TeamViewer was Breached by Chinese Hackers in 2016
Teamviewer, one of the most popular software in the world that allows users to access and share their desktops remotely, was reportedly compromised in 2016 says report.
According to report, hackers with Chinese Origin who used Winnti trojan malware launched the cyber attack as such activities have previously been found and linked to the Chinese state intelligence system.
It is not a surprise that attackers are targeting TeamViewer as it is a popular remote-support software that allows you to securely share your desktop or take full control of other’s PC over the internet and there are millions of users making use of this service
Once infected, Winnti downloads a backdoor payload on the compromised computers giving attackers the ability to remotely control the victims’ computers without their knowledge.
Seeing the hackers were not able to steal any data during the attack, TeamViewer decided not to publish a security breach notification to inform the users of the incident.
On June 1, 2016, TeamViewer issued a press release acknowledging a service outage caused by a denial-of-service attack (DoS) which targeted the TeamViewer DNS server infrastructure.
However, in their press release, TeamViewer blamed the account hacks reported by its users on “Careless use of account credentials remains to be a key problem for all internet services. This particularly includes the use of the same password across multiple user accounts with various internet services.”
TeamViewer also mentioned the possibility of some users having unintentionally downloaded and installed programs infected with malware which could have allowed attackers to “virtually do anything with that particular system – depending on how intricate the malware is, it can capture the entire system, seize or manipulate information, and so forth.”
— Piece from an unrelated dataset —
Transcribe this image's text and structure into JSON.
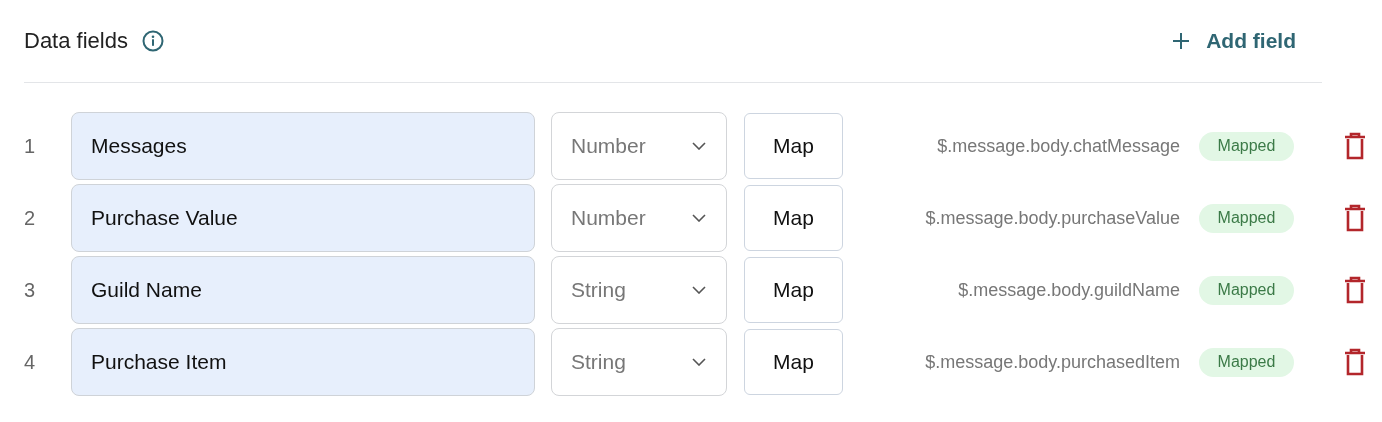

They also confirmed that the reported breach is not anyhow connected to another hacking event that happened in May 2016 when TeamViewer users claimed that hackers emptied their bank accounts by exploiting a flaw in the software.